Property tax relief like that suggested by Springfield City Councilor Timothy Rooke (May 17) is usually part of the promises package made by pro-casino groups. Fulfilling these million dollar promises requires long-term profitability. But, isn't the longer-term profitability in doubt?
For proof, look no further than Connecticut. For the past year, "Connecticut (has been) losing gaming revenue at a pretty rapid pace," according to Moody's Investors Service Inc. The newer casinos near New York City have increased competition. What happens to a Western Massachusetts casino if New York allows a casino near Albany?
At Foxwoods Resort Casino, payments to the Mashantucket Pequot Tribal Nation owners have stopped. Fifty layoffs have occurred with more expected. Remaining jobs are mostly lower wage. The United Auto Workers local is in a contract dispute over wages and other issues. The tribe is again applying to the Federal government for assistance.
Two other threats: First, our state treasurer admits he doesn't know what impact casinos will have on lottery revenues and second, online gaming is already legal in three states. Will this be the next big push by the gaming industry?
A Western Massachusetts casino is not inevitable. Springfield will vote on this issue on or about July 16. If we vote "no," they can't bring a casino in. Springfield residents have voted "no" on casinos at least twice in the past.
Residents of West Springfield and Palmer should watch to see when their referendum vote is scheduled.
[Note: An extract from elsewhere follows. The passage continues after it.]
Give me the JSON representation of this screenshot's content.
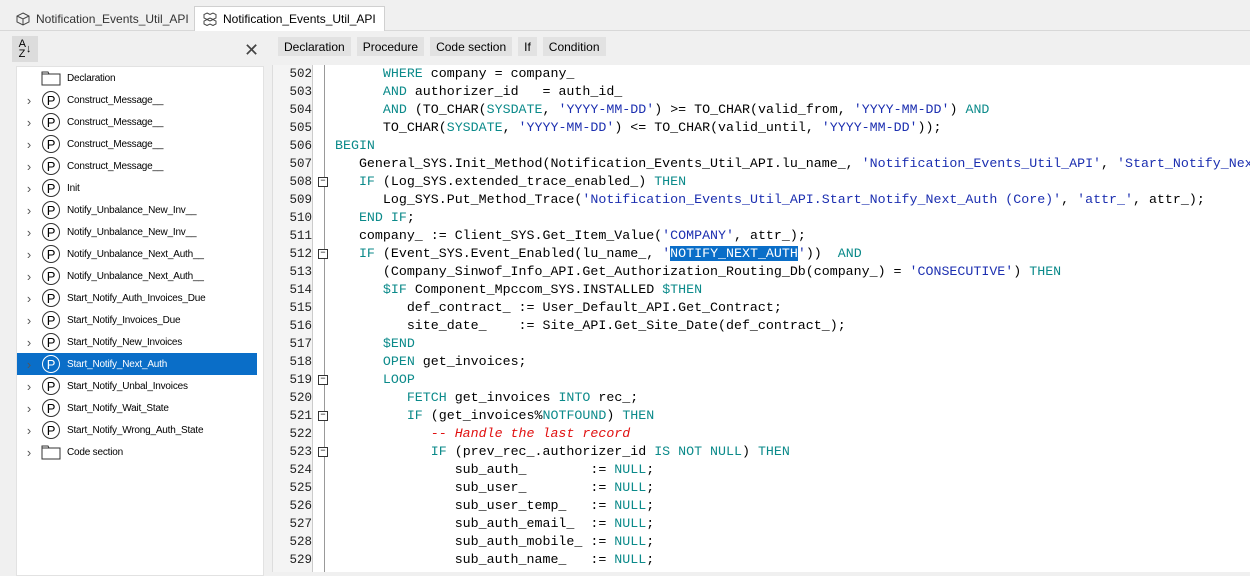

A lower voter turnout will likely favor the pro-casino position. For information go to, www.citizensagainstcasinogaming.com